Each line holding the word "Adquiridas" must appear in the answer, copied from the entries.

*** RECORDS FOR PROCESSING Section Begins ***

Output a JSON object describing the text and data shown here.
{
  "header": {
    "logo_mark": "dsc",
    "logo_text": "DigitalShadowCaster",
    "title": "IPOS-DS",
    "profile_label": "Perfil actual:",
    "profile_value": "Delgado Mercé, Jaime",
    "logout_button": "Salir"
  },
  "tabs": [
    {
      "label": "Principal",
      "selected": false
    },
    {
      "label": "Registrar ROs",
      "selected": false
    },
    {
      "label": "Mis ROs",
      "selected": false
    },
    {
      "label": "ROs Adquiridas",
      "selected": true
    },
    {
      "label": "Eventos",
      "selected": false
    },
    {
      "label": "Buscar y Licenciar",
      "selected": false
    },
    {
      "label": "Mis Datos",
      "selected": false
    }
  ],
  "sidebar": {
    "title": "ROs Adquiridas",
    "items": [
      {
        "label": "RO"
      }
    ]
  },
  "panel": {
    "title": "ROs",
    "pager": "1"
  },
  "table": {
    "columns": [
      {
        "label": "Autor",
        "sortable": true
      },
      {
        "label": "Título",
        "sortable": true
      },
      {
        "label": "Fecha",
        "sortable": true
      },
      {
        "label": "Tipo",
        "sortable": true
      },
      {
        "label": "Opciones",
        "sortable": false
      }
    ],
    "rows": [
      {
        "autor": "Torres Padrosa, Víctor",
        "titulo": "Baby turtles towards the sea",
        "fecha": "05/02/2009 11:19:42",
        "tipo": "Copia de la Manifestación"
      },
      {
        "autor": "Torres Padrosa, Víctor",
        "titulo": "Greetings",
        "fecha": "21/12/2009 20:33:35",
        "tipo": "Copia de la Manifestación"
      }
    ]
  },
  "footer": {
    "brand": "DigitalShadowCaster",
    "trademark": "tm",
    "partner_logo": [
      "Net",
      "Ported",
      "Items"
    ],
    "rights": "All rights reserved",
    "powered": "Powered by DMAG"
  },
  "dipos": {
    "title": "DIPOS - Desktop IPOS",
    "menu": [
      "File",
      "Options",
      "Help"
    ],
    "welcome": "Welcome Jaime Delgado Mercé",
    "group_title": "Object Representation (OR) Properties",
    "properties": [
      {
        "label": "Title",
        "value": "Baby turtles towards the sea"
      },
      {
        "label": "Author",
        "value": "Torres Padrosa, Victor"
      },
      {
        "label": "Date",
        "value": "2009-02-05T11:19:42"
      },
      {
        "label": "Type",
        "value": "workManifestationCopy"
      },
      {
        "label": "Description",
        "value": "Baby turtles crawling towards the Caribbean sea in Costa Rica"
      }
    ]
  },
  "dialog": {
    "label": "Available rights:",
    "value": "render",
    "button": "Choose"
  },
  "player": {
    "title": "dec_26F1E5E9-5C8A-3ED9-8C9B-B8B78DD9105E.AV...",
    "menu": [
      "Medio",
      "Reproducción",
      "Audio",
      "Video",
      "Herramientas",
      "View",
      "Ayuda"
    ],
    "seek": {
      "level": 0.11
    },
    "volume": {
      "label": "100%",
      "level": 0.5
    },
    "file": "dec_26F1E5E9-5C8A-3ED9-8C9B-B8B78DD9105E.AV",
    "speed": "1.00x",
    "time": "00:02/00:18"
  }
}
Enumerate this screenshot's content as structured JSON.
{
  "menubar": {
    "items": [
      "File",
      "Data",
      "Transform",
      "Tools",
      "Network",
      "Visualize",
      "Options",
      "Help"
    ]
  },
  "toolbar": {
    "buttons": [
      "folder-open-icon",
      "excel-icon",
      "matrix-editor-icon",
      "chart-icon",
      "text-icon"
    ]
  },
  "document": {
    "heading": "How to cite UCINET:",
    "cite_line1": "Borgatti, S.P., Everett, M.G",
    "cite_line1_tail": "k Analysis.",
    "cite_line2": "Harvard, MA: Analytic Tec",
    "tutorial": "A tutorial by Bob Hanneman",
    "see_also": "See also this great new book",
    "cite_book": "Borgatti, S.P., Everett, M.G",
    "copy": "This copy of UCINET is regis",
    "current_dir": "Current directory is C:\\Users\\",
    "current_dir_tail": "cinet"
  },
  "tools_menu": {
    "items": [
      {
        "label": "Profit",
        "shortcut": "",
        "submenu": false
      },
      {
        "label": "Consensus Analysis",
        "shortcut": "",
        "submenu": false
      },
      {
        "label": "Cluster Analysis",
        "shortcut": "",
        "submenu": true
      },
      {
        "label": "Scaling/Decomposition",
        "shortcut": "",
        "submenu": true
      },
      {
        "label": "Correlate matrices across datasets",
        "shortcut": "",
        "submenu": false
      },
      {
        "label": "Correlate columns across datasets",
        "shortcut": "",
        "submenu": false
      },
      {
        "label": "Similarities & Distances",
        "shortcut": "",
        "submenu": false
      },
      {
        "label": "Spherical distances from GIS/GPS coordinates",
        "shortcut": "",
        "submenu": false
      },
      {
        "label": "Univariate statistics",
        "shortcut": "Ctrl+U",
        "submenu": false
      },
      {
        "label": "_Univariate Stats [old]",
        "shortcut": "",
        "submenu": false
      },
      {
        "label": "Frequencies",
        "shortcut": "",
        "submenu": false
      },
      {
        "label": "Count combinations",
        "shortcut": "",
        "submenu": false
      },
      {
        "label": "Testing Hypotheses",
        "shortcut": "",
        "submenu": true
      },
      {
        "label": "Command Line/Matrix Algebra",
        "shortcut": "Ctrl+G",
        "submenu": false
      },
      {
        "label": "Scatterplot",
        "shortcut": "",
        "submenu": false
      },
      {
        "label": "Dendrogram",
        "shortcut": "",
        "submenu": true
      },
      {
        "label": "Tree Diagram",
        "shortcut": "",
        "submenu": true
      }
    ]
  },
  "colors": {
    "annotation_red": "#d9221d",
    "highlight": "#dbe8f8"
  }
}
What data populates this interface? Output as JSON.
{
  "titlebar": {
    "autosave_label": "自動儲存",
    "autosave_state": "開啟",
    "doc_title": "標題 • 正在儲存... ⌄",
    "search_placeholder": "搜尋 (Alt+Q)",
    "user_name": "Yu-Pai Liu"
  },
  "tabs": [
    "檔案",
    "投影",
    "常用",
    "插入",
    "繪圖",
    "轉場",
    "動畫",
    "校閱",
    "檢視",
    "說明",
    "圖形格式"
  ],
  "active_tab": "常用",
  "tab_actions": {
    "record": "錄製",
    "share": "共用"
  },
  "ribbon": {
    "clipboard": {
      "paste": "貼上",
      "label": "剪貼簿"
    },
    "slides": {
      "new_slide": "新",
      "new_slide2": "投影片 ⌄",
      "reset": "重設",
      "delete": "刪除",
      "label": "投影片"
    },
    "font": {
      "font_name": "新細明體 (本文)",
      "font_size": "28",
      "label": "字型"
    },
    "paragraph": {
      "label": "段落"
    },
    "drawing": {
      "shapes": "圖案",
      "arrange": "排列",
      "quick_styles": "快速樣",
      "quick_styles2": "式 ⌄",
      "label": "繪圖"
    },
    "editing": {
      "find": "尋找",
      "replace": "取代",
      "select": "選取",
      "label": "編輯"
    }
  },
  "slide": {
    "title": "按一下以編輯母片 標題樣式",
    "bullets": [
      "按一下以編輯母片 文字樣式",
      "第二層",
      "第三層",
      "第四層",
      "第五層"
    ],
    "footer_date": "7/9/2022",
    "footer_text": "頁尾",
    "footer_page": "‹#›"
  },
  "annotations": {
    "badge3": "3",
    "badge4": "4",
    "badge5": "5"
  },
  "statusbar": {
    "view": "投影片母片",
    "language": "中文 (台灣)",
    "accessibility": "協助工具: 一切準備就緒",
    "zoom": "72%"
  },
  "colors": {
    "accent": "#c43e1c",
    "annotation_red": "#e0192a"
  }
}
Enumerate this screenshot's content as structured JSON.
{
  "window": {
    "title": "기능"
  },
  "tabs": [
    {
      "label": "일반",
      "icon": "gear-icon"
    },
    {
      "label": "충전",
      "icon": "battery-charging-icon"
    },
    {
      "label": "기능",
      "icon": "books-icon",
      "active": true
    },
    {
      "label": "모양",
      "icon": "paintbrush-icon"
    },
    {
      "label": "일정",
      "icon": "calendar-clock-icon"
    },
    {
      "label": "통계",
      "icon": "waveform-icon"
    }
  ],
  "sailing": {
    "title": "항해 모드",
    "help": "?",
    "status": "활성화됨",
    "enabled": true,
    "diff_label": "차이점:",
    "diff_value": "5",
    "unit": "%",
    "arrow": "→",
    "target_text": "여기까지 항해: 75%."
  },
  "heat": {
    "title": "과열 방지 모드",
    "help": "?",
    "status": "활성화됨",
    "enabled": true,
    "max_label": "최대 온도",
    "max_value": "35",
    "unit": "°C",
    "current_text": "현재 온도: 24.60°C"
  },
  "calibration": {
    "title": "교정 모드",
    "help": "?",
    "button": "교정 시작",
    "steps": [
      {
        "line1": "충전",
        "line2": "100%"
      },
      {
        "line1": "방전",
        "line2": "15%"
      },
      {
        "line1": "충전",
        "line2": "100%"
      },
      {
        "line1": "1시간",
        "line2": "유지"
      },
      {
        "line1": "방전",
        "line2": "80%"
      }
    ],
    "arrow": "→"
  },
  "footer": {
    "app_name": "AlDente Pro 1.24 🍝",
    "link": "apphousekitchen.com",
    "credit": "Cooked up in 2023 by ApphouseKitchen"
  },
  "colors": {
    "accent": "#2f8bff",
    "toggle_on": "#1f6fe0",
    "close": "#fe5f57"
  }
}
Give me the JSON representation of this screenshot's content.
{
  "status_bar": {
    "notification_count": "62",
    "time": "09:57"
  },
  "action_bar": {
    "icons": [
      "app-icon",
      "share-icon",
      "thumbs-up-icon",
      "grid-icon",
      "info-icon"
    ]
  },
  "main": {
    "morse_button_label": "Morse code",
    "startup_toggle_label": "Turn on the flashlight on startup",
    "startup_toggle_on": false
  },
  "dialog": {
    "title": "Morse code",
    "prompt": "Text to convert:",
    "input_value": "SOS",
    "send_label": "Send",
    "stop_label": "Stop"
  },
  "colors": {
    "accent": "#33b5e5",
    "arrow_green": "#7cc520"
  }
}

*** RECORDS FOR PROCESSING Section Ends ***

> _EXPECTED ANSWER_
      "label": "ROs Adquiridas",
    "title": "ROs Adquiridas",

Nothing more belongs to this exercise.